(Records drawn from a dataset)
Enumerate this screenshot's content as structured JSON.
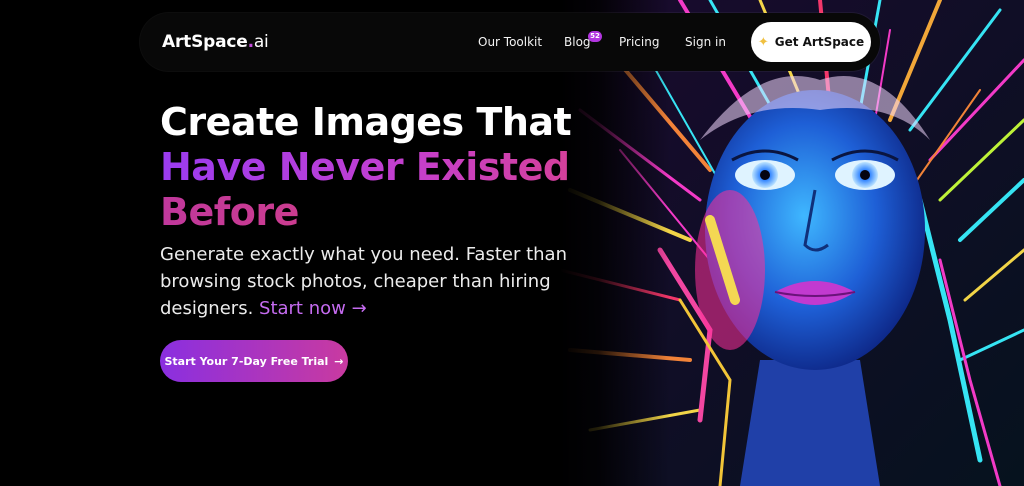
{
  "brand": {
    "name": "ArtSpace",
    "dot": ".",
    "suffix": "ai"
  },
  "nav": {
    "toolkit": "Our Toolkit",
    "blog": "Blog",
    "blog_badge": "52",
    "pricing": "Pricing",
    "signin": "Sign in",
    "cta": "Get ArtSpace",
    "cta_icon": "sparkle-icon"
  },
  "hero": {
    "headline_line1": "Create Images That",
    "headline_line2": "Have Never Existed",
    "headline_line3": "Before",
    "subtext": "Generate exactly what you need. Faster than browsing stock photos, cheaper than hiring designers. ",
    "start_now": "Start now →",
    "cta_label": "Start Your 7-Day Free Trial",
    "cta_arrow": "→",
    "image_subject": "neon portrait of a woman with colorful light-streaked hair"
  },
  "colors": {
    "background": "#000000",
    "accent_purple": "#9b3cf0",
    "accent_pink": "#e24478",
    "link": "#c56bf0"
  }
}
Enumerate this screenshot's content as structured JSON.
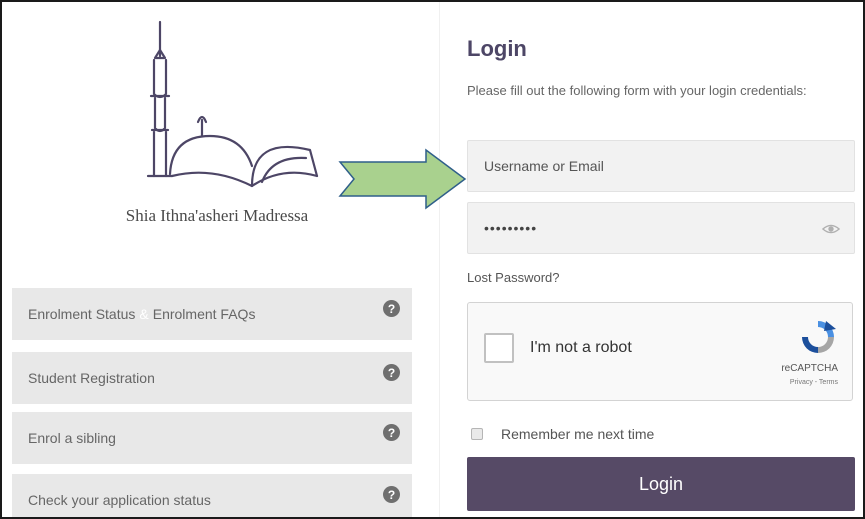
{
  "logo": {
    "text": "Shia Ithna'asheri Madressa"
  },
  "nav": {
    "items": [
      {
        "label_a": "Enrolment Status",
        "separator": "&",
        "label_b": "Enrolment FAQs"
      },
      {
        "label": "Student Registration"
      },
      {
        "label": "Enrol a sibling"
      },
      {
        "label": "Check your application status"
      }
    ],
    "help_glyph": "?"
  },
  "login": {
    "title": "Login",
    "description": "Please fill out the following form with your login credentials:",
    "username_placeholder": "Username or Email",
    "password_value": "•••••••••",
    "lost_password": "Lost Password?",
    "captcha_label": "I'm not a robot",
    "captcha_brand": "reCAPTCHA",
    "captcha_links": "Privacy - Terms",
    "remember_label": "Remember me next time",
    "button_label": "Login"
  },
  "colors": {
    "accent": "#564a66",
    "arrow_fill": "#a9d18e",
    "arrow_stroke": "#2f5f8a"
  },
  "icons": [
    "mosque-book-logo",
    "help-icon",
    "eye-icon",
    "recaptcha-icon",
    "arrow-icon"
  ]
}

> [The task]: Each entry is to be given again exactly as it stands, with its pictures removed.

> [Final answer]:
Enumerate this screenshot's content as structured JSON.
{
  "brand": {
    "name": "ArtSpace",
    "dot": ".",
    "suffix": "ai"
  },
  "nav": {
    "toolkit": "Our Toolkit",
    "blog": "Blog",
    "blog_badge": "52",
    "pricing": "Pricing",
    "signin": "Sign in",
    "cta": "Get ArtSpace",
    "cta_icon": "sparkle-icon"
  },
  "hero": {
    "headline_line1": "Create Images That",
    "headline_line2": "Have Never Existed",
    "headline_line3": "Before",
    "subtext": "Generate exactly what you need. Faster than browsing stock photos, cheaper than hiring designers. ",
    "start_now": "Start now →",
    "cta_label": "Start Your 7-Day Free Trial",
    "cta_arrow": "→",
    "image_subject": "neon portrait of a woman with colorful light-streaked hair"
  },
  "colors": {
    "background": "#000000",
    "accent_purple": "#9b3cf0",
    "accent_pink": "#e24478",
    "link": "#c56bf0"
  }
}
Enumerate this screenshot's content as structured JSON.
{
  "logo": {
    "text": "Shia Ithna'asheri Madressa"
  },
  "nav": {
    "items": [
      {
        "label_a": "Enrolment Status",
        "separator": "&",
        "label_b": "Enrolment FAQs"
      },
      {
        "label": "Student Registration"
      },
      {
        "label": "Enrol a sibling"
      },
      {
        "label": "Check your application status"
      }
    ],
    "help_glyph": "?"
  },
  "login": {
    "title": "Login",
    "description": "Please fill out the following form with your login credentials:",
    "username_placeholder": "Username or Email",
    "password_value": "•••••••••",
    "lost_password": "Lost Password?",
    "captcha_label": "I'm not a robot",
    "captcha_brand": "reCAPTCHA",
    "captcha_links": "Privacy - Terms",
    "remember_label": "Remember me next time",
    "button_label": "Login"
  },
  "colors": {
    "accent": "#564a66",
    "arrow_fill": "#a9d18e",
    "arrow_stroke": "#2f5f8a"
  },
  "icons": [
    "mosque-book-logo",
    "help-icon",
    "eye-icon",
    "recaptcha-icon",
    "arrow-icon"
  ]
}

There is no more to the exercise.